_GOAL OF THE EXERCISE_: Without copying the images, write out all the entries below verbatim.

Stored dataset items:

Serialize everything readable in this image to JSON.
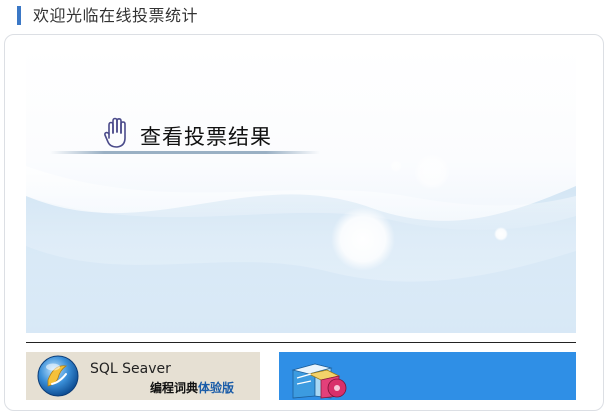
{
  "header": {
    "title": "欢迎光临在线投票统计"
  },
  "hero": {
    "title": "查看投票结果",
    "icon": "hand-icon"
  },
  "banners": {
    "sql": {
      "name": "SQL Seaver",
      "subtitle": "编程词典",
      "edition": "体验版",
      "icon": "sql-seaver-logo-icon"
    },
    "blue": {
      "icon": "software-box-icon"
    }
  },
  "colors": {
    "header_bar": "#3b78c6",
    "blue_banner": "#2f8fe6",
    "sql_banner": "#e6e0d3"
  }
}
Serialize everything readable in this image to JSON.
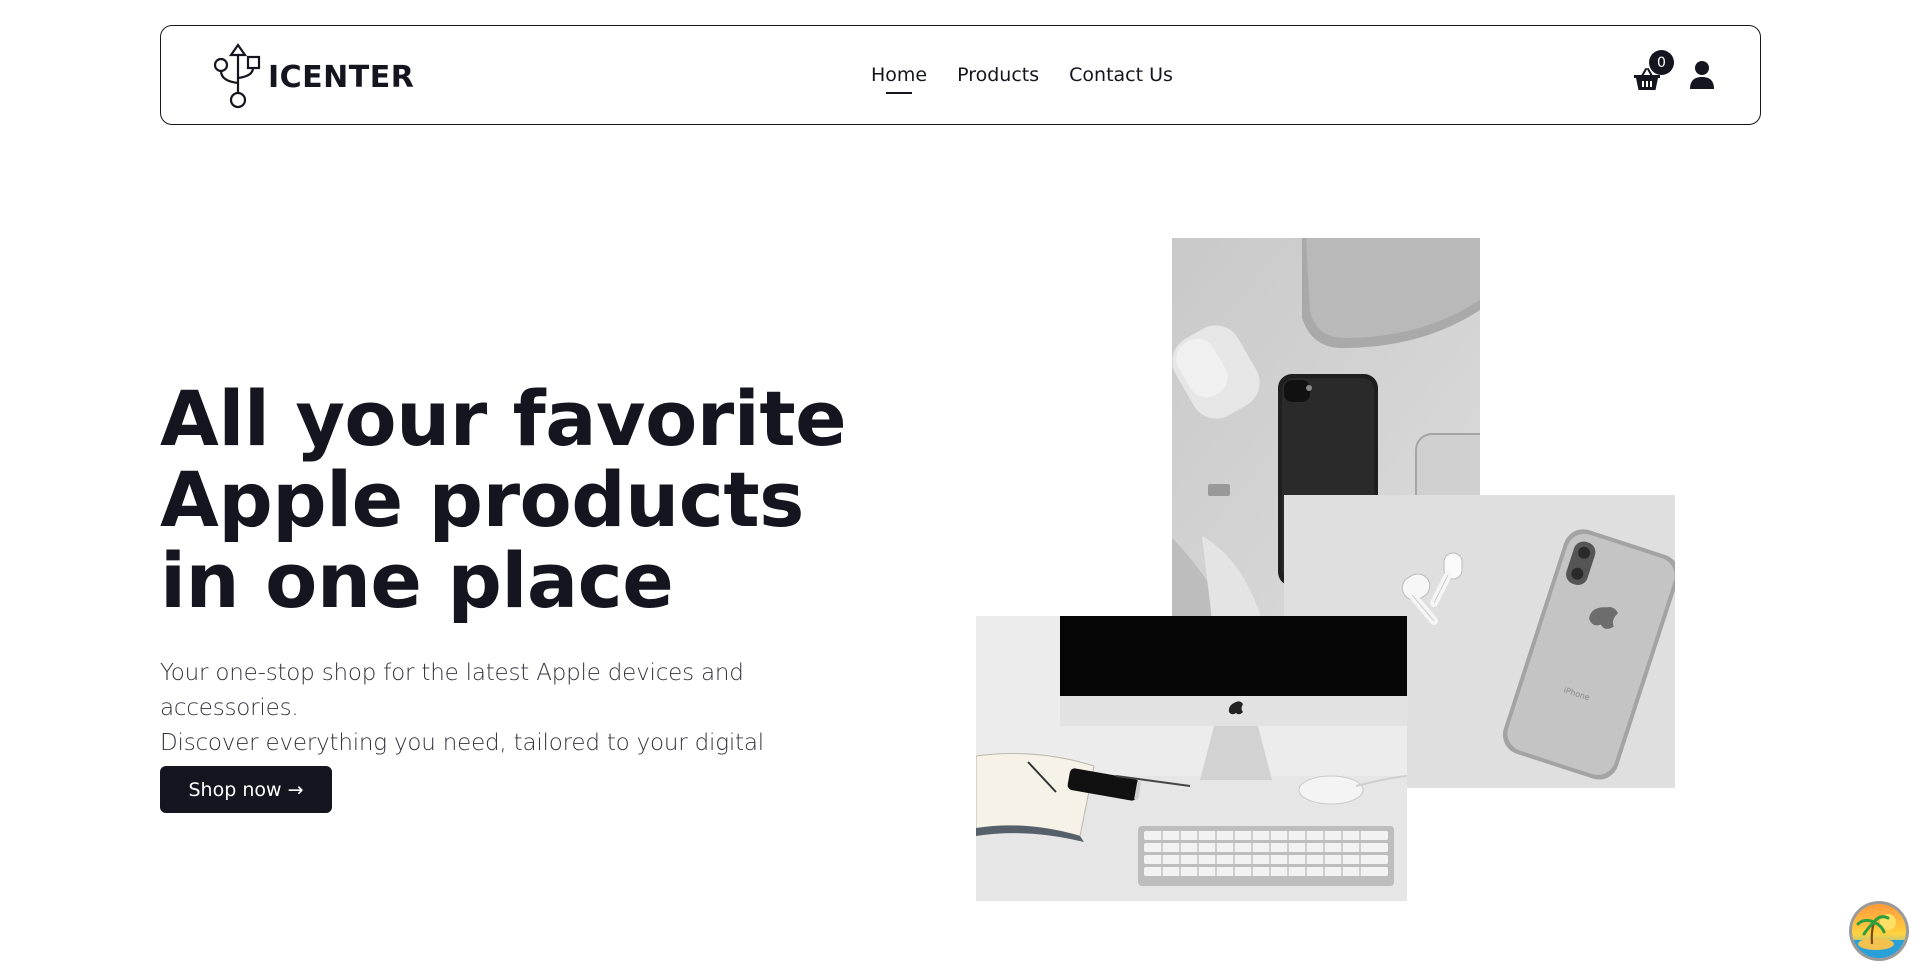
{
  "navbar": {
    "logo_text": "ICENTER",
    "links": [
      {
        "label": "Home",
        "active": true
      },
      {
        "label": "Products",
        "active": false
      },
      {
        "label": "Contact Us",
        "active": false
      }
    ],
    "cart_count": "0",
    "icons": [
      "usb-logo-icon",
      "shopping-basket-icon",
      "user-icon"
    ]
  },
  "hero": {
    "title": "All your favorite Apple products in one place",
    "subtitle_line1": "Your one-stop shop for the latest Apple devices and accessories.",
    "subtitle_line2": "Discover everything you need, tailored to your digital lifestyle.",
    "cta_label": "Shop now →"
  },
  "collage": {
    "images": [
      {
        "name": "iphone-airpods-macbook-photo"
      },
      {
        "name": "iphone-x-airpods-photo"
      },
      {
        "name": "imac-keyboard-desk-photo"
      }
    ]
  },
  "widget": {
    "icon": "island-sunset-icon"
  },
  "colors": {
    "primary": "#15151f",
    "background": "#ffffff",
    "text_muted": "#33333d"
  }
}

_REPLY TO THE EXERCISE_:
Serialize everything readable in this image to JSON.
{
  "header": {
    "title": "欢迎光临在线投票统计"
  },
  "hero": {
    "title": "查看投票结果",
    "icon": "hand-icon"
  },
  "banners": {
    "sql": {
      "name": "SQL Seaver",
      "subtitle": "编程词典",
      "edition": "体验版",
      "icon": "sql-seaver-logo-icon"
    },
    "blue": {
      "icon": "software-box-icon"
    }
  },
  "colors": {
    "header_bar": "#3b78c6",
    "blue_banner": "#2f8fe6",
    "sql_banner": "#e6e0d3"
  }
}
Serialize everything readable in this image to JSON.
{
  "navbar": {
    "logo_text": "ICENTER",
    "links": [
      {
        "label": "Home",
        "active": true
      },
      {
        "label": "Products",
        "active": false
      },
      {
        "label": "Contact Us",
        "active": false
      }
    ],
    "cart_count": "0",
    "icons": [
      "usb-logo-icon",
      "shopping-basket-icon",
      "user-icon"
    ]
  },
  "hero": {
    "title": "All your favorite Apple products in one place",
    "subtitle_line1": "Your one-stop shop for the latest Apple devices and accessories.",
    "subtitle_line2": "Discover everything you need, tailored to your digital lifestyle.",
    "cta_label": "Shop now →"
  },
  "collage": {
    "images": [
      {
        "name": "iphone-airpods-macbook-photo"
      },
      {
        "name": "iphone-x-airpods-photo"
      },
      {
        "name": "imac-keyboard-desk-photo"
      }
    ]
  },
  "widget": {
    "icon": "island-sunset-icon"
  },
  "colors": {
    "primary": "#15151f",
    "background": "#ffffff",
    "text_muted": "#33333d"
  }
}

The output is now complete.